Roofing iron sheets: Why you may have been scammed

What you need to know:

  • Fourteen sheets were procured for either of the two complaints received and were referred to TBS laboratories for testing. In each case, nine sheets failed to meet standards set for 30-gauge sheets

Dar es Salaam. The Fair Competition (FCC) Commission has potentially uncovered an elaborate fraud involving roofing iron sheets mainly used in home construction.

The FCC has provisionally imposed hefty fines on some manufacturers and distributors for flouting quality standards related to the thickness, coating and marking of 30-gauge roofing sheets.

The FCC published its provisional findings on its website last month and the commission has invited members of the public to air their views before embarking on the next phase of investigations.

“With the provisional findings having been published, stakeholders can now submit their opinions before the respondents are summoned for an oral hearing. All these processes are part of our investigations,” FCC compliance director Magdalena Utouh told The Citizen.

She said the FCC would come up with the final verdict after hearing and weighing the respondents' defence.

“If the respondents are not satisfied with the commission's final findings, they will be free to lodge an appeal with the Fair Competition Tribunal,” Ms Utouh added.

The issue of roofing iron sheets purported to be 30-gauge, but which are of dubious quality, composition, brand and gauge dates back to September 2020 when the FCC received a complaint from Aluminium Africa Limited (Alaf).

FCC collaborated with the Tanzania Bureau of Standards (TBS) in investigating the matter.

The investigations – conducted between April and August 2021 – involved a total of 28 corrugated roofing iron sheets that were purchased as samples to verify claims in two separate complaints.

Fourteen sheets were procured for each case and referred to TBS laboratories for testing.

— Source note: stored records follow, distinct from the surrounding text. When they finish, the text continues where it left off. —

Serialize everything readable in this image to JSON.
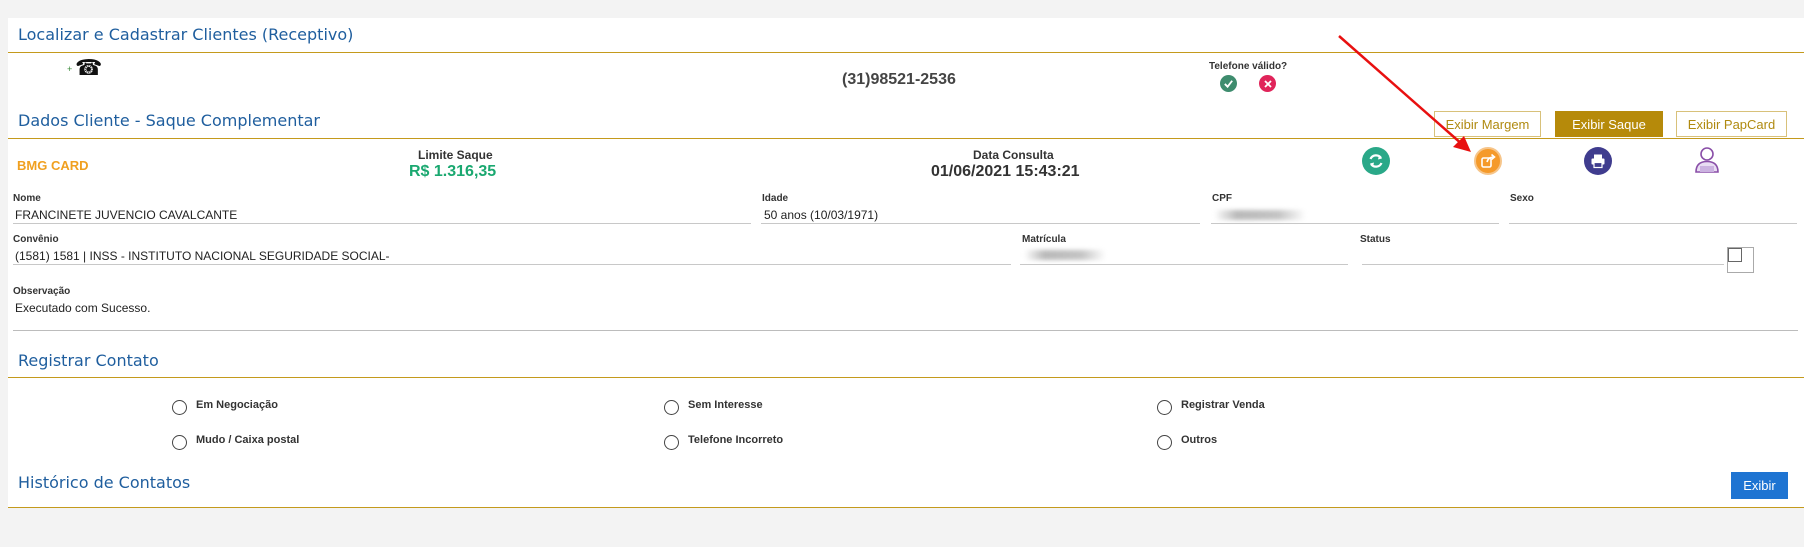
{
  "header": {
    "title": "Localizar e Cadastrar Clientes (Receptivo)"
  },
  "phone": {
    "number": "(31)98521-2536",
    "valid_label": "Telefone válido?",
    "add_symbol": "+",
    "phone_glyph": "☎"
  },
  "client_section": {
    "title": "Dados Cliente - Saque Complementar",
    "tabs": [
      {
        "label": "Exibir Margem",
        "active": false
      },
      {
        "label": "Exibir Saque",
        "active": true
      },
      {
        "label": "Exibir PapCard",
        "active": false
      }
    ]
  },
  "summary": {
    "product": "BMG CARD",
    "limit_label": "Limite Saque",
    "limit_value": "R$ 1.316,35",
    "date_label": "Data Consulta",
    "date_value": "01/06/2021 15:43:21"
  },
  "fields": {
    "nome": {
      "label": "Nome",
      "value": "FRANCINETE JUVENCIO CAVALCANTE"
    },
    "idade": {
      "label": "Idade",
      "value": "50 anos (10/03/1971)"
    },
    "cpf": {
      "label": "CPF",
      "value": ""
    },
    "sexo": {
      "label": "Sexo",
      "value": ""
    },
    "convenio": {
      "label": "Convênio",
      "value": "(1581) 1581 | INSS - INSTITUTO NACIONAL SEGURIDADE SOCIAL-"
    },
    "matricula": {
      "label": "Matrícula",
      "value": ""
    },
    "status": {
      "label": "Status",
      "value": ""
    },
    "observacao": {
      "label": "Observação",
      "value": "Executado com Sucesso."
    }
  },
  "contact": {
    "title": "Registrar Contato",
    "options": [
      "Em Negociação",
      "Sem Interesse",
      "Registrar Venda",
      "Mudo / Caixa postal",
      "Telefone Incorreto",
      "Outros"
    ]
  },
  "history": {
    "title": "Histórico de Contatos",
    "button": "Exibir"
  },
  "colors": {
    "accent_gold": "#b68a0a",
    "title_blue": "#1f5e9e",
    "product_orange": "#f0a020",
    "limit_green": "#1aa870",
    "button_blue": "#1e74d2",
    "annotation_red": "#e81010"
  },
  "icons": [
    "phone-icon",
    "check-icon",
    "close-icon",
    "refresh-icon",
    "share-icon",
    "printer-icon",
    "user-icon",
    "red-arrow-annotation"
  ]
}
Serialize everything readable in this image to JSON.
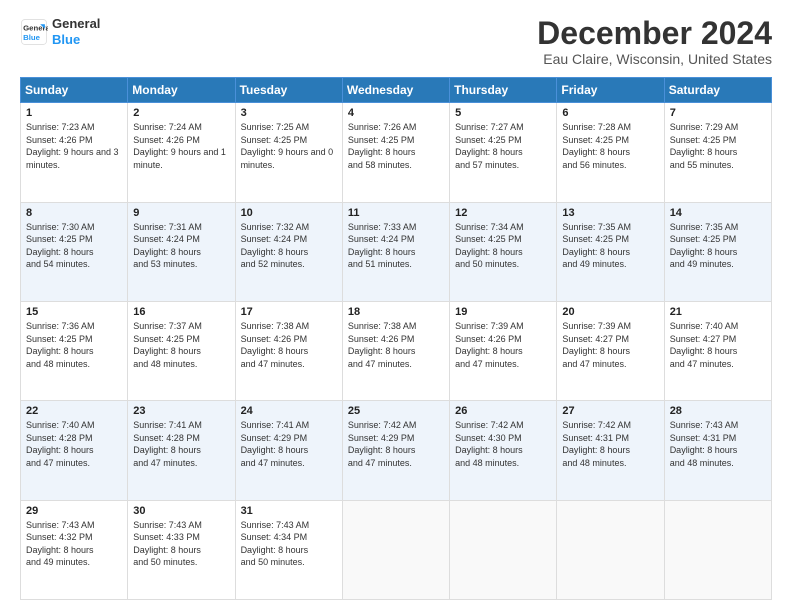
{
  "logo": {
    "line1": "General",
    "line2": "Blue"
  },
  "title": "December 2024",
  "subtitle": "Eau Claire, Wisconsin, United States",
  "days_of_week": [
    "Sunday",
    "Monday",
    "Tuesday",
    "Wednesday",
    "Thursday",
    "Friday",
    "Saturday"
  ],
  "weeks": [
    [
      {
        "day": "1",
        "sunrise": "7:23 AM",
        "sunset": "4:26 PM",
        "daylight": "9 hours and 3 minutes."
      },
      {
        "day": "2",
        "sunrise": "7:24 AM",
        "sunset": "4:26 PM",
        "daylight": "9 hours and 1 minute."
      },
      {
        "day": "3",
        "sunrise": "7:25 AM",
        "sunset": "4:25 PM",
        "daylight": "9 hours and 0 minutes."
      },
      {
        "day": "4",
        "sunrise": "7:26 AM",
        "sunset": "4:25 PM",
        "daylight": "8 hours and 58 minutes."
      },
      {
        "day": "5",
        "sunrise": "7:27 AM",
        "sunset": "4:25 PM",
        "daylight": "8 hours and 57 minutes."
      },
      {
        "day": "6",
        "sunrise": "7:28 AM",
        "sunset": "4:25 PM",
        "daylight": "8 hours and 56 minutes."
      },
      {
        "day": "7",
        "sunrise": "7:29 AM",
        "sunset": "4:25 PM",
        "daylight": "8 hours and 55 minutes."
      }
    ],
    [
      {
        "day": "8",
        "sunrise": "7:30 AM",
        "sunset": "4:25 PM",
        "daylight": "8 hours and 54 minutes."
      },
      {
        "day": "9",
        "sunrise": "7:31 AM",
        "sunset": "4:24 PM",
        "daylight": "8 hours and 53 minutes."
      },
      {
        "day": "10",
        "sunrise": "7:32 AM",
        "sunset": "4:24 PM",
        "daylight": "8 hours and 52 minutes."
      },
      {
        "day": "11",
        "sunrise": "7:33 AM",
        "sunset": "4:24 PM",
        "daylight": "8 hours and 51 minutes."
      },
      {
        "day": "12",
        "sunrise": "7:34 AM",
        "sunset": "4:25 PM",
        "daylight": "8 hours and 50 minutes."
      },
      {
        "day": "13",
        "sunrise": "7:35 AM",
        "sunset": "4:25 PM",
        "daylight": "8 hours and 49 minutes."
      },
      {
        "day": "14",
        "sunrise": "7:35 AM",
        "sunset": "4:25 PM",
        "daylight": "8 hours and 49 minutes."
      }
    ],
    [
      {
        "day": "15",
        "sunrise": "7:36 AM",
        "sunset": "4:25 PM",
        "daylight": "8 hours and 48 minutes."
      },
      {
        "day": "16",
        "sunrise": "7:37 AM",
        "sunset": "4:25 PM",
        "daylight": "8 hours and 48 minutes."
      },
      {
        "day": "17",
        "sunrise": "7:38 AM",
        "sunset": "4:26 PM",
        "daylight": "8 hours and 47 minutes."
      },
      {
        "day": "18",
        "sunrise": "7:38 AM",
        "sunset": "4:26 PM",
        "daylight": "8 hours and 47 minutes."
      },
      {
        "day": "19",
        "sunrise": "7:39 AM",
        "sunset": "4:26 PM",
        "daylight": "8 hours and 47 minutes."
      },
      {
        "day": "20",
        "sunrise": "7:39 AM",
        "sunset": "4:27 PM",
        "daylight": "8 hours and 47 minutes."
      },
      {
        "day": "21",
        "sunrise": "7:40 AM",
        "sunset": "4:27 PM",
        "daylight": "8 hours and 47 minutes."
      }
    ],
    [
      {
        "day": "22",
        "sunrise": "7:40 AM",
        "sunset": "4:28 PM",
        "daylight": "8 hours and 47 minutes."
      },
      {
        "day": "23",
        "sunrise": "7:41 AM",
        "sunset": "4:28 PM",
        "daylight": "8 hours and 47 minutes."
      },
      {
        "day": "24",
        "sunrise": "7:41 AM",
        "sunset": "4:29 PM",
        "daylight": "8 hours and 47 minutes."
      },
      {
        "day": "25",
        "sunrise": "7:42 AM",
        "sunset": "4:29 PM",
        "daylight": "8 hours and 47 minutes."
      },
      {
        "day": "26",
        "sunrise": "7:42 AM",
        "sunset": "4:30 PM",
        "daylight": "8 hours and 48 minutes."
      },
      {
        "day": "27",
        "sunrise": "7:42 AM",
        "sunset": "4:31 PM",
        "daylight": "8 hours and 48 minutes."
      },
      {
        "day": "28",
        "sunrise": "7:43 AM",
        "sunset": "4:31 PM",
        "daylight": "8 hours and 48 minutes."
      }
    ],
    [
      {
        "day": "29",
        "sunrise": "7:43 AM",
        "sunset": "4:32 PM",
        "daylight": "8 hours and 49 minutes."
      },
      {
        "day": "30",
        "sunrise": "7:43 AM",
        "sunset": "4:33 PM",
        "daylight": "8 hours and 50 minutes."
      },
      {
        "day": "31",
        "sunrise": "7:43 AM",
        "sunset": "4:34 PM",
        "daylight": "8 hours and 50 minutes."
      },
      null,
      null,
      null,
      null
    ]
  ]
}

In each case, nine sheets failed to meet standards set for 30-gauge sheets.

According to the provisional findings, which according to Ms Utouh are subject to possible review depending on the final findings, Priscus Alexander Company Limited, Kiboko Precoated Sheets Limited, Jackline Constantine Mallya, Tantu Building Material Company Limited and Urhome Company Limited could pay up to Sh15.087 billion in fines.

In the provisional findings dated February 6, 2023 and published on the FCC’s website on November 15, 2023, a four-member bench said the five respondents had misled the public as to the characteristics and suitability of the roofing sheets in question.

“This is contrary to Section 18 of the Fair Competition Act (FCA)...infringements under Section 18 of the FCA touch on infringement of consumers’ rights to sustainable shelter,” reads part of the provisional findings by the FCC bench chaired by Dr Aggrey Mlimuka and which had Dr Godwin Osoro, Mr Jenard Bahati and Mr William Erio as members.

“Considering the gravity of the offence and in the absence of the aggravating factors provided under Procedure 32 of the Consumer Procedures, a fine of five percent of annual turnover has been proposed."

The FCC thus proposed that Urhome Company Limited should pay a Sh9.089 billion fine, which is equivalent to five percent of the company’s Sh184.785 billion annual turnover as per financial statements audited in September 2021.

It was also proposed that Tantu Building Material Company Limited should pay Sh1.072 billion in line with the firm's Sh21.447 billion annual turnover, while Ms Jackline Constantine Mallya should pay Sh390.573 million based on a Sh7.811 billion turnover.

Kiboko Precoated Sheets Limited was provisionally fined Sh3.208 billion from its Sh26.535 billion turnover, according to the 2021 audit, while it was proposed that Priscus Alexander Company Limited should pay Sh1.327 billion in line with the firm's turnover of Sh26.535 billion according to the 2020 audited financial statements.

Investigation findings

A report by TBS report shows that in order for the IT5 roofing sheets to qualify as 30-gauge, their thickness is supposed to range from 0.225mm to 0.275mm.

The FCC ruling says the roofing sheets did not conform to the minimum requirements of thickness, top coating colour, primer properties, bottom colour properties, gauge markings, manufacturer's name/trademark, batch identifications and coating class markings as required under compulsory standards.

“Misleading or deceptive conduct is when a business makes claims or representations that are likely to create a false impression in consumers as to the price, value or quality of goods or service on offer,” the ruling says in part.

“It is against the law for businesses to make misleading representations about their goods or services. This means businesses are not allowed to make false statements that are incorrect and that are likely to create false impressions."